As you can clearly see from my last post, sometimes we write pieces that are tied to certain dates. In journalism, this is called the "news peg," or the reason the piece is running now. Sometimes this is a specific date, or season; perhaps the piece is a reaction to something in the news.
In my case, my previous post was in response to the tenth anniversary of the September 11th attacks. As we all well know, everyone has their own September 11th story. But what our everyday tales? What happens in families when one event creates differing versions between relatives?
I have a sister. We are very different, living by different rules, giving different gifts, and relating different versions of growing up in the same household. We are sisters: Different because we grew up in the same household, not in spite of that fact.
Does this make a memoir impossible? Does the sheer knowledge that someone else can readily disagree with your version diminish your tale, or make it less true?
Not a bit -- and quite the opposite. None of us grows up utterly without the influence of others. The key in successfully writing about your life is to stay in the voice of how it occurred to you and how it looks from your point of view, staking out the territory of how you remember it, and making no claims to this being the only possible or true version.
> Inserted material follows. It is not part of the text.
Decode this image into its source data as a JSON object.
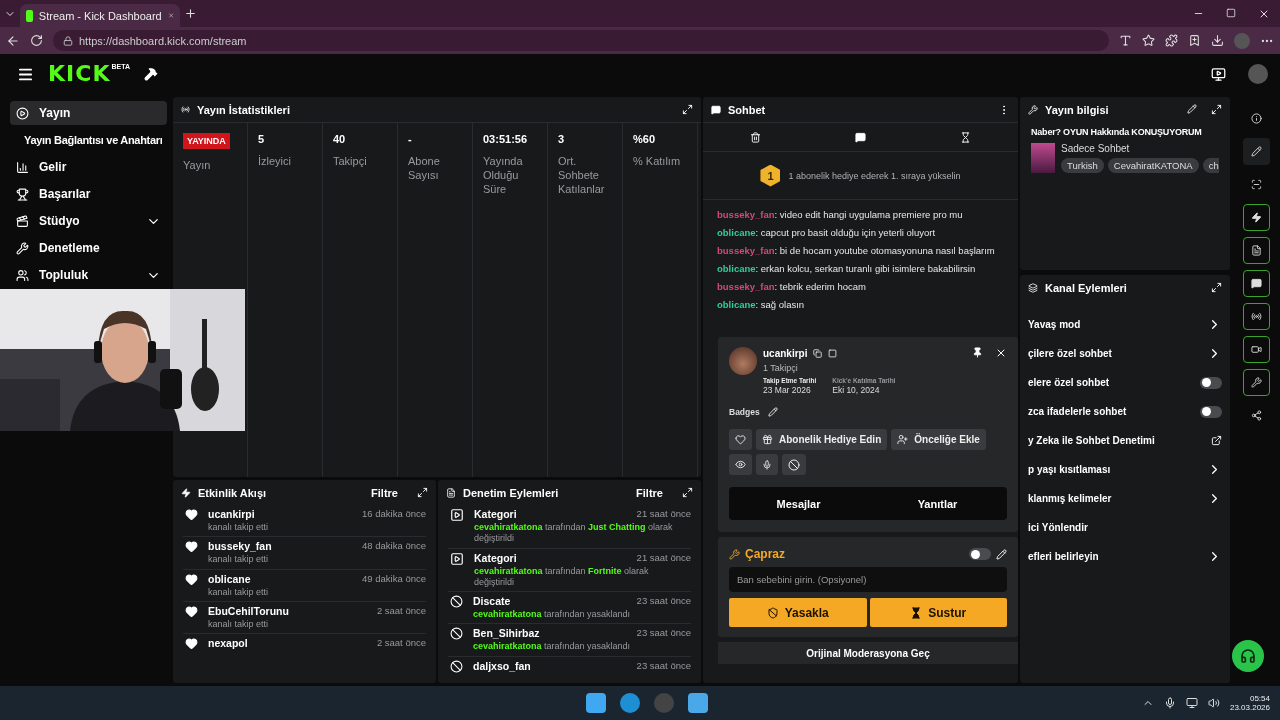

And then when everyone tells you that it didn't happen that way, you can agree. It didn't happen that way to them.
What about your own children? Have you already begun to see how one event has two sides? How about in your family of origin? Have you got sisters/brothers/parents who will tell tales that differ from your version of the same events?
What is your experience with this?